Set down each line of the material that follows exactly, and leave its pictures out.

###

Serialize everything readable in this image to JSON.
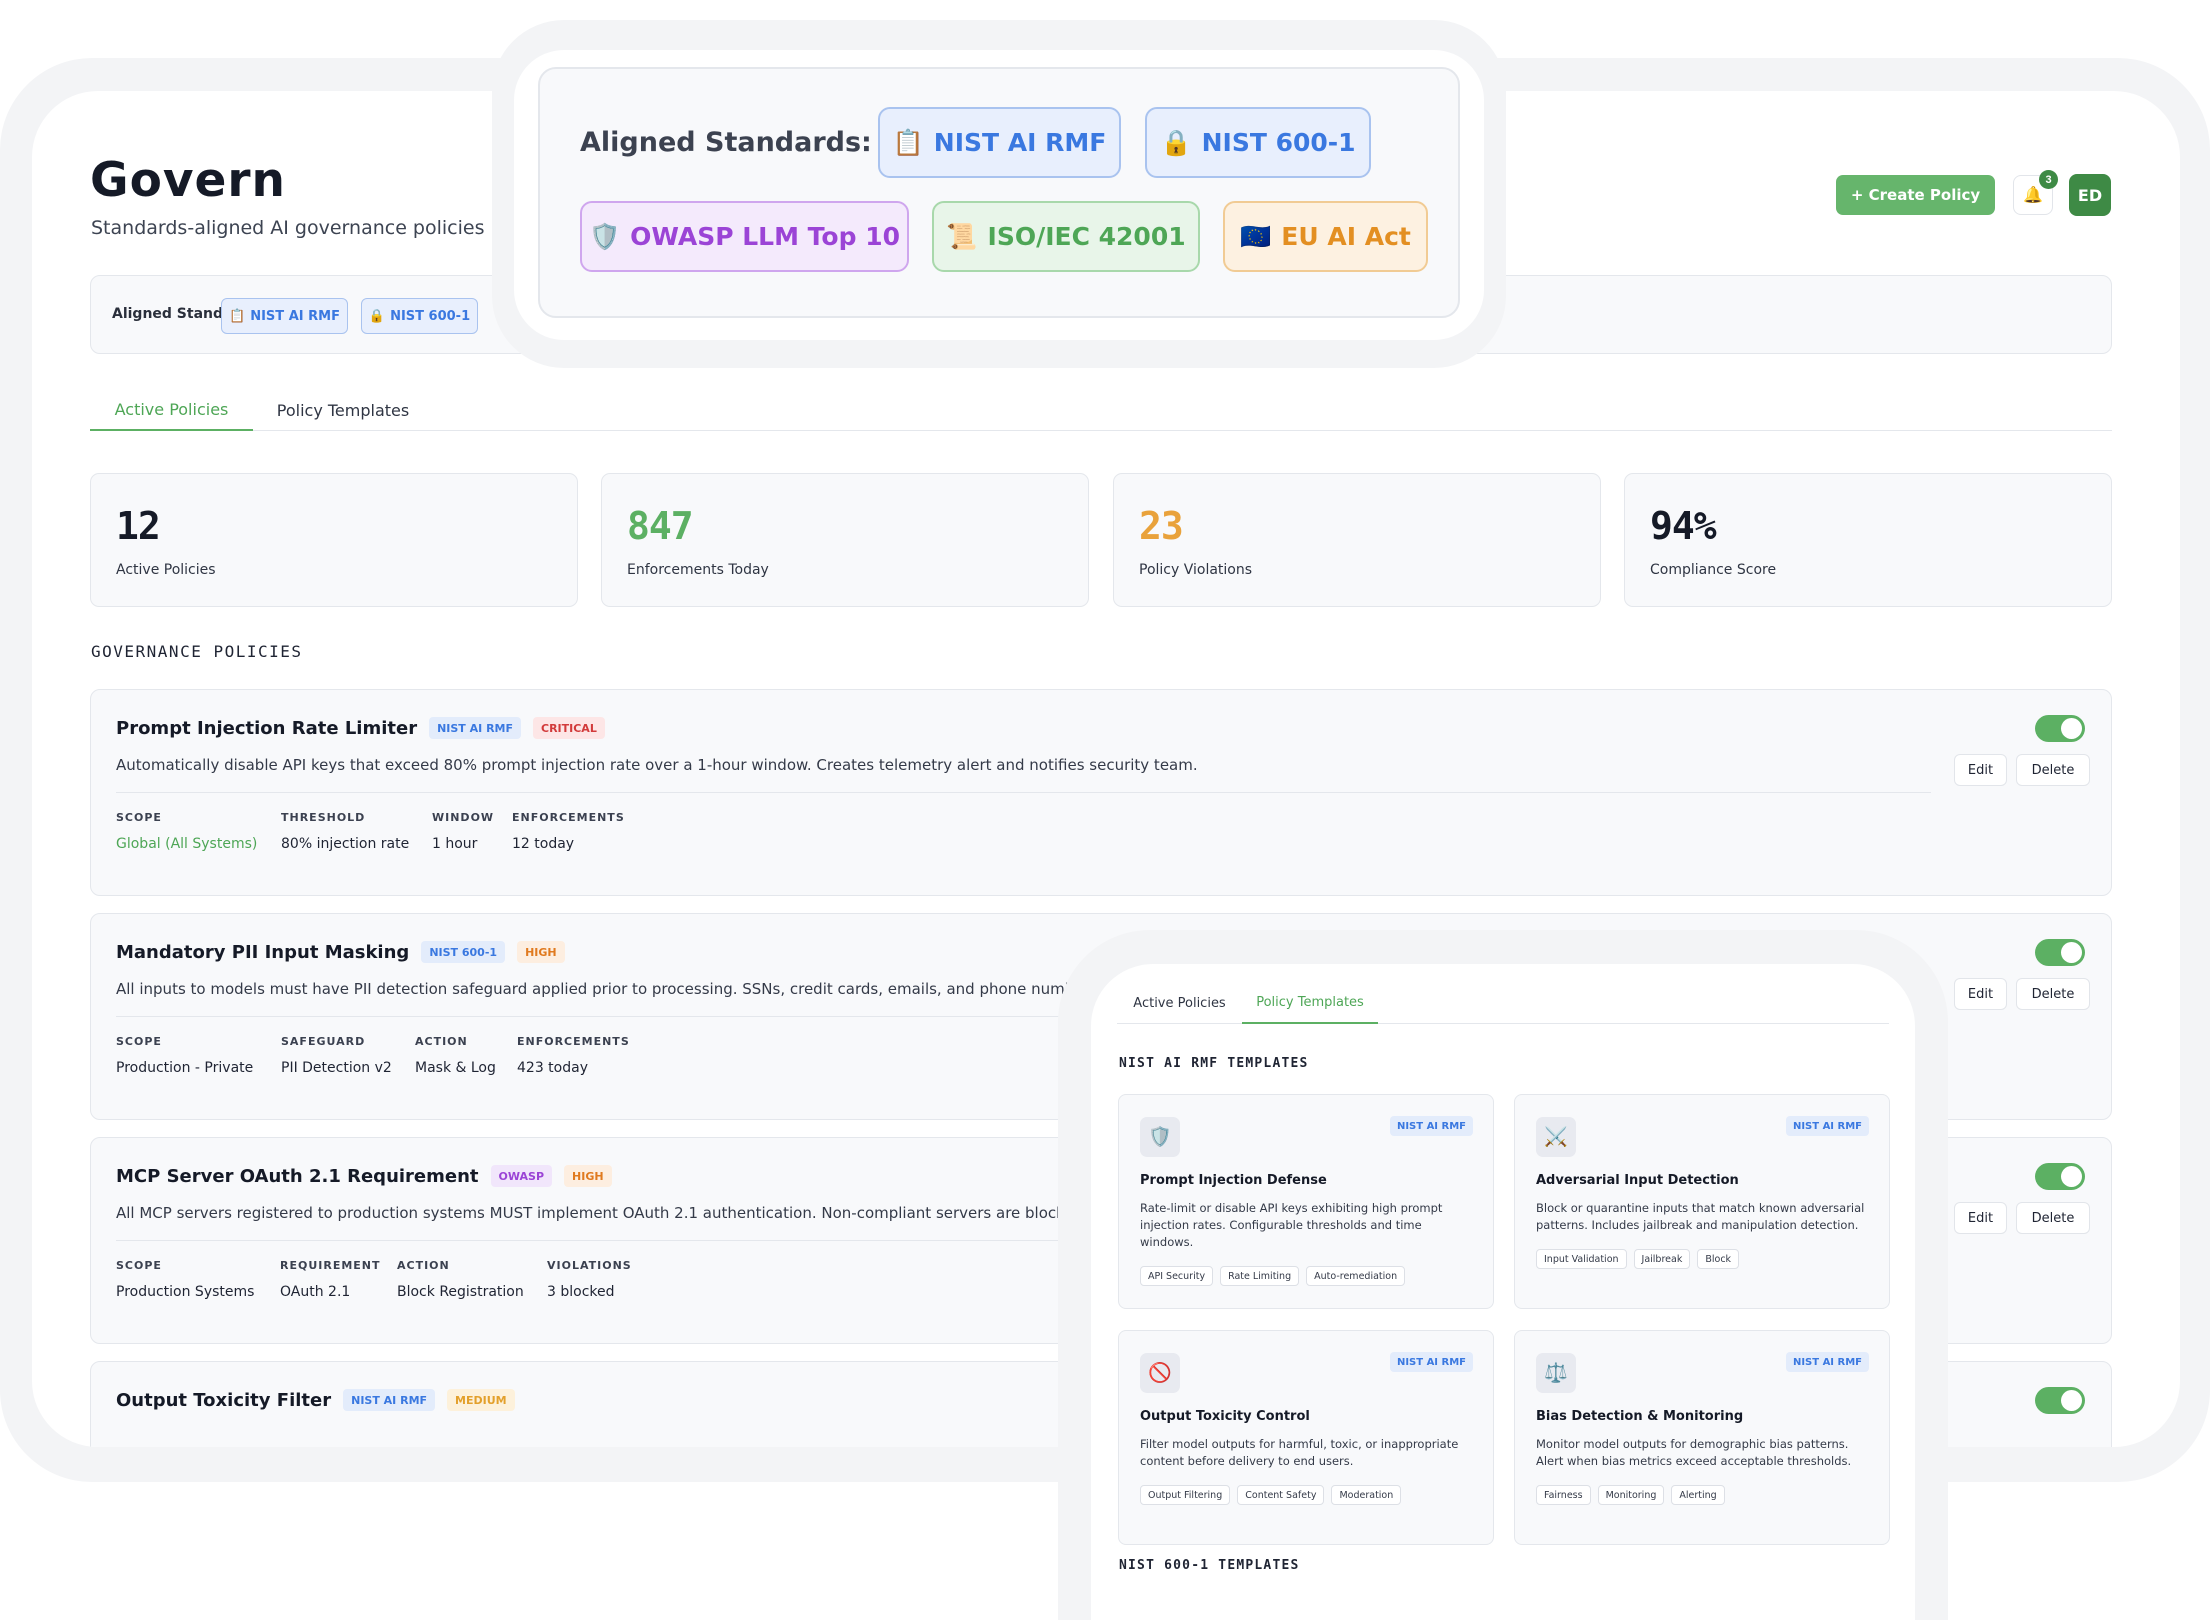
{
  "header": {
    "title": "Govern",
    "subtitle": "Standards-aligned AI governance policies",
    "create_label": "+ Create Policy",
    "notification_count": "3",
    "avatar_initials": "ED"
  },
  "standards": {
    "label": "Aligned Standards:",
    "items": [
      {
        "icon": "📋",
        "label": "NIST AI RMF"
      },
      {
        "icon": "🔒",
        "label": "NIST 600-1"
      },
      {
        "icon": "🛡️",
        "label": "OWASP LLM Top 10"
      },
      {
        "icon": "📜",
        "label": "ISO/IEC 42001"
      },
      {
        "icon": "🇪🇺",
        "label": "EU AI Act"
      }
    ]
  },
  "tabs": [
    {
      "label": "Active Policies",
      "active": true
    },
    {
      "label": "Policy Templates",
      "active": false
    }
  ],
  "stats": [
    {
      "value": "12",
      "label": "Active Policies",
      "color": "#151a27"
    },
    {
      "value": "847",
      "label": "Enforcements Today",
      "color": "#5cb063"
    },
    {
      "value": "23",
      "label": "Policy Violations",
      "color": "#e9a23b"
    },
    {
      "value": "94%",
      "label": "Compliance Score",
      "color": "#151a27"
    }
  ],
  "section_title": "GOVERNANCE POLICIES",
  "policies": [
    {
      "title": "Prompt Injection Rate Limiter",
      "badges": [
        "NIST AI RMF",
        "CRITICAL"
      ],
      "description": "Automatically disable API keys that exceed 80% prompt injection rate over a 1-hour window. Creates telemetry alert and notifies security team.",
      "enabled": true,
      "edit_label": "Edit",
      "delete_label": "Delete",
      "meta": [
        {
          "label": "SCOPE",
          "value": "Global (All Systems)"
        },
        {
          "label": "THRESHOLD",
          "value": "80% injection rate"
        },
        {
          "label": "WINDOW",
          "value": "1 hour"
        },
        {
          "label": "ENFORCEMENTS",
          "value": "12 today"
        }
      ]
    },
    {
      "title": "Mandatory PII Input Masking",
      "badges": [
        "NIST 600-1",
        "HIGH"
      ],
      "description": "All inputs to models must have PII detection safeguard applied prior to processing. SSNs, credit cards, emails, and phone numbers ar",
      "enabled": true,
      "edit_label": "Edit",
      "delete_label": "Delete",
      "meta": [
        {
          "label": "SCOPE",
          "value": "Production - Private"
        },
        {
          "label": "SAFEGUARD",
          "value": "PII Detection v2"
        },
        {
          "label": "ACTION",
          "value": "Mask & Log"
        },
        {
          "label": "ENFORCEMENTS",
          "value": "423 today"
        }
      ]
    },
    {
      "title": "MCP Server OAuth 2.1 Requirement",
      "badges": [
        "OWASP",
        "HIGH"
      ],
      "description": "All MCP servers registered to production systems MUST implement OAuth 2.1 authentication. Non-compliant servers are blocked fror",
      "enabled": true,
      "edit_label": "Edit",
      "delete_label": "Delete",
      "meta": [
        {
          "label": "SCOPE",
          "value": "Production Systems"
        },
        {
          "label": "REQUIREMENT",
          "value": "OAuth 2.1"
        },
        {
          "label": "ACTION",
          "value": "Block Registration"
        },
        {
          "label": "VIOLATIONS",
          "value": "3 blocked"
        }
      ]
    },
    {
      "title": "Output Toxicity Filter",
      "badges": [
        "NIST AI RMF",
        "MEDIUM"
      ],
      "enabled": true
    }
  ],
  "templates_view": {
    "tabs": [
      {
        "label": "Active Policies",
        "active": false
      },
      {
        "label": "Policy Templates",
        "active": true
      }
    ],
    "section_nist_rmf": "NIST AI RMF TEMPLATES",
    "section_nist_600": "NIST 600-1 TEMPLATES",
    "templates": [
      {
        "icon": "🛡️",
        "icon_name": "shield-icon",
        "standard": "NIST AI RMF",
        "title": "Prompt Injection Defense",
        "description": "Rate-limit or disable API keys exhibiting high prompt injection rates. Configurable thresholds and time windows.",
        "tags": [
          "API Security",
          "Rate Limiting",
          "Auto-remediation"
        ]
      },
      {
        "icon": "⚔️",
        "icon_name": "crossed-swords-icon",
        "standard": "NIST AI RMF",
        "title": "Adversarial Input Detection",
        "description": "Block or quarantine inputs that match known adversarial patterns. Includes jailbreak and manipulation detection.",
        "tags": [
          "Input Validation",
          "Jailbreak",
          "Block"
        ]
      },
      {
        "icon": "🚫",
        "icon_name": "prohibited-icon",
        "standard": "NIST AI RMF",
        "title": "Output Toxicity Control",
        "description": "Filter model outputs for harmful, toxic, or inappropriate content before delivery to end users.",
        "tags": [
          "Output Filtering",
          "Content Safety",
          "Moderation"
        ]
      },
      {
        "icon": "⚖️",
        "icon_name": "scales-icon",
        "standard": "NIST AI RMF",
        "title": "Bias Detection & Monitoring",
        "description": "Monitor model outputs for demographic bias patterns. Alert when bias metrics exceed acceptable thresholds.",
        "tags": [
          "Fairness",
          "Monitoring",
          "Alerting"
        ]
      }
    ]
  }
}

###

__Answer box__:
Serialize everything readable in this image to JSON.
{
  "header": {
    "title": "Govern",
    "subtitle": "Standards-aligned AI governance policies",
    "create_label": "+ Create Policy",
    "notification_count": "3",
    "avatar_initials": "ED"
  },
  "standards": {
    "label": "Aligned Standards:",
    "items": [
      {
        "icon": "📋",
        "label": "NIST AI RMF"
      },
      {
        "icon": "🔒",
        "label": "NIST 600-1"
      },
      {
        "icon": "🛡️",
        "label": "OWASP LLM Top 10"
      },
      {
        "icon": "📜",
        "label": "ISO/IEC 42001"
      },
      {
        "icon": "🇪🇺",
        "label": "EU AI Act"
      }
    ]
  },
  "tabs": [
    {
      "label": "Active Policies",
      "active": true
    },
    {
      "label": "Policy Templates",
      "active": false
    }
  ],
  "stats": [
    {
      "value": "12",
      "label": "Active Policies",
      "color": "#151a27"
    },
    {
      "value": "847",
      "label": "Enforcements Today",
      "color": "#5cb063"
    },
    {
      "value": "23",
      "label": "Policy Violations",
      "color": "#e9a23b"
    },
    {
      "value": "94%",
      "label": "Compliance Score",
      "color": "#151a27"
    }
  ],
  "section_title": "GOVERNANCE POLICIES",
  "policies": [
    {
      "title": "Prompt Injection Rate Limiter",
      "badges": [
        "NIST AI RMF",
        "CRITICAL"
      ],
      "description": "Automatically disable API keys that exceed 80% prompt injection rate over a 1-hour window. Creates telemetry alert and notifies security team.",
      "enabled": true,
      "edit_label": "Edit",
      "delete_label": "Delete",
      "meta": [
        {
          "label": "SCOPE",
          "value": "Global (All Systems)"
        },
        {
          "label": "THRESHOLD",
          "value": "80% injection rate"
        },
        {
          "label": "WINDOW",
          "value": "1 hour"
        },
        {
          "label": "ENFORCEMENTS",
          "value": "12 today"
        }
      ]
    },
    {
      "title": "Mandatory PII Input Masking",
      "badges": [
        "NIST 600-1",
        "HIGH"
      ],
      "description": "All inputs to models must have PII detection safeguard applied prior to processing. SSNs, credit cards, emails, and phone numbers ar",
      "enabled": true,
      "edit_label": "Edit",
      "delete_label": "Delete",
      "meta": [
        {
          "label": "SCOPE",
          "value": "Production - Private"
        },
        {
          "label": "SAFEGUARD",
          "value": "PII Detection v2"
        },
        {
          "label": "ACTION",
          "value": "Mask & Log"
        },
        {
          "label": "ENFORCEMENTS",
          "value": "423 today"
        }
      ]
    },
    {
      "title": "MCP Server OAuth 2.1 Requirement",
      "badges": [
        "OWASP",
        "HIGH"
      ],
      "description": "All MCP servers registered to production systems MUST implement OAuth 2.1 authentication. Non-compliant servers are blocked fror",
      "enabled": true,
      "edit_label": "Edit",
      "delete_label": "Delete",
      "meta": [
        {
          "label": "SCOPE",
          "value": "Production Systems"
        },
        {
          "label": "REQUIREMENT",
          "value": "OAuth 2.1"
        },
        {
          "label": "ACTION",
          "value": "Block Registration"
        },
        {
          "label": "VIOLATIONS",
          "value": "3 blocked"
        }
      ]
    },
    {
      "title": "Output Toxicity Filter",
      "badges": [
        "NIST AI RMF",
        "MEDIUM"
      ],
      "enabled": true
    }
  ],
  "templates_view": {
    "tabs": [
      {
        "label": "Active Policies",
        "active": false
      },
      {
        "label": "Policy Templates",
        "active": true
      }
    ],
    "section_nist_rmf": "NIST AI RMF TEMPLATES",
    "section_nist_600": "NIST 600-1 TEMPLATES",
    "templates": [
      {
        "icon": "🛡️",
        "icon_name": "shield-icon",
        "standard": "NIST AI RMF",
        "title": "Prompt Injection Defense",
        "description": "Rate-limit or disable API keys exhibiting high prompt injection rates. Configurable thresholds and time windows.",
        "tags": [
          "API Security",
          "Rate Limiting",
          "Auto-remediation"
        ]
      },
      {
        "icon": "⚔️",
        "icon_name": "crossed-swords-icon",
        "standard": "NIST AI RMF",
        "title": "Adversarial Input Detection",
        "description": "Block or quarantine inputs that match known adversarial patterns. Includes jailbreak and manipulation detection.",
        "tags": [
          "Input Validation",
          "Jailbreak",
          "Block"
        ]
      },
      {
        "icon": "🚫",
        "icon_name": "prohibited-icon",
        "standard": "NIST AI RMF",
        "title": "Output Toxicity Control",
        "description": "Filter model outputs for harmful, toxic, or inappropriate content before delivery to end users.",
        "tags": [
          "Output Filtering",
          "Content Safety",
          "Moderation"
        ]
      },
      {
        "icon": "⚖️",
        "icon_name": "scales-icon",
        "standard": "NIST AI RMF",
        "title": "Bias Detection & Monitoring",
        "description": "Monitor model outputs for demographic bias patterns. Alert when bias metrics exceed acceptable thresholds.",
        "tags": [
          "Fairness",
          "Monitoring",
          "Alerting"
        ]
      }
    ]
  }
}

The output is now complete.